The Cord-Cutting Abilities ATSC 3.0 Brings


Until now, the promise of ATSC 3.0 — the new digital broadcast TV standard — involved over-the-air broadcast TV’s ability to bring a better picture and improved audio quality to consumers. Addressable advertising for these stations is also a major takeaway.

But, did you know NEXTGEN TV also brings a killer opportunity, one designed to extinguish MVPDs?

That’s the very proposition being launched by Edge Networks in Boise, Idaho.

But, what is it? That’s the very question RBR+TVBR’s Weekly Tech Roundup asked Todd Achilles, President/CEO of Edge Networks, via Zoom.

Achilles is bringing to market a new platform under the name Evoca — as in “evocative.”

It promises “80+ news, sports, local, and live TV channels for less than half the cost of cable,” and uses ATSC 3.0 signals to do the job.

How is this done? Is this the next generation of what WHT did in the 1980s in suburban New York, delivering a pay-TV signal via a UHF station?

Achilles laughed at the notion, but understood why one may wonder just how Evoca plans to take on the MVPD and vMVPD.

Simply put: Evoca is a pay-TV service built upon ATSC 3.0.

Edge Networks is targeting second- and third-tier markets with the service, with Boise being the launch locale, with a summer 2020 launch date.

“Evoca will feature HD and 4K picture quality that is superior to legacy broadcast TV, cable companies and virtual streaming services, bringing true 4K television to small and mid-sized markets for less than $50 per month,” Edge Networks promises, with an asterisk. That’s because not all shows and movies are available in 4K resolution — yet.

“We’re very excited to take this next big leap in television,” Achilles said.

One plus: no buffering or internet bandwidth concerns for consumers, assuming they have a strong over-the-air ATSC 3.0 signal.

Another advantage: consumers won’t have to wait for a MVPD to upgrade its systems to deliver 4K NEXTGEN TV signals to a consumer, perhaps at a higher monthly subscription price to help absorb the cost of the infrastructure build-out.

Is Evoca like Locast? No, Achilles says.
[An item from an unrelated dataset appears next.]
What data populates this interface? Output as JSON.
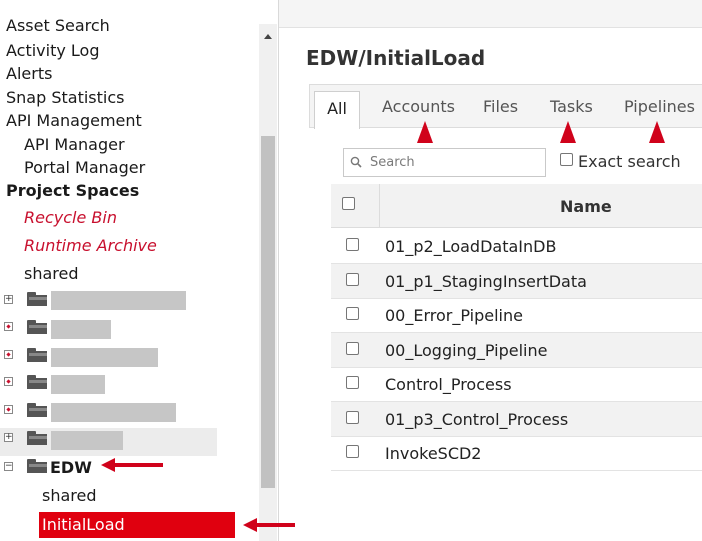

That’s because content is poised to mirror what is on an MVPD’s channel lineup, with agreements presently in the negotiation phase. Achilles expects a public announcement in seven weeks regarding content provider agreements.

“This is protected subscription-based content,” Achilles notes, suggesting that Edge Networks will be locking in cable retrans deals while using its set-top box to serve as a conduit for free-to-air signals available in the marketplace.

How did Evoca come to be? The FCC in July 2019 granted ATSC 3.0 permission to 11 TV channels across the U.S., two of which are operated by Edge Networks. The stations are located in the Boise market.

“Because of encoding efficiencies, we can put a ton of channels over the air,” he says when asked how this differs from digital multicast channels, which are part of a free-to-air offering.

Importantly, Achilles says Evoca’s service is multipath-friendly — a key for success in some markets where terrain and building penetration wreak havoc on current ATSC 1.0 signals.

In Boise, Evoca’s targets are CenturyLink, which recently decided to not pursue IPTV opportunities, and CableOne.

Leading the charge is Achilles, who has a career steeped in product, engineering, marketing and sales roles within the tech and telecom sectors.

As VP/GM for Consumer Mobility at Hewlett-Packard, he led the worldwide consumer mobility business unit as well as HP’s global connectivity initiatives. He’s also held roles at T-Mobile and HTC.

While those companies revolutionized home computing and telephone use, Achilles now hopes he has a plan to upend the cable TV provider.

Doing so will use a technology TV broadcasters have been clamoring for.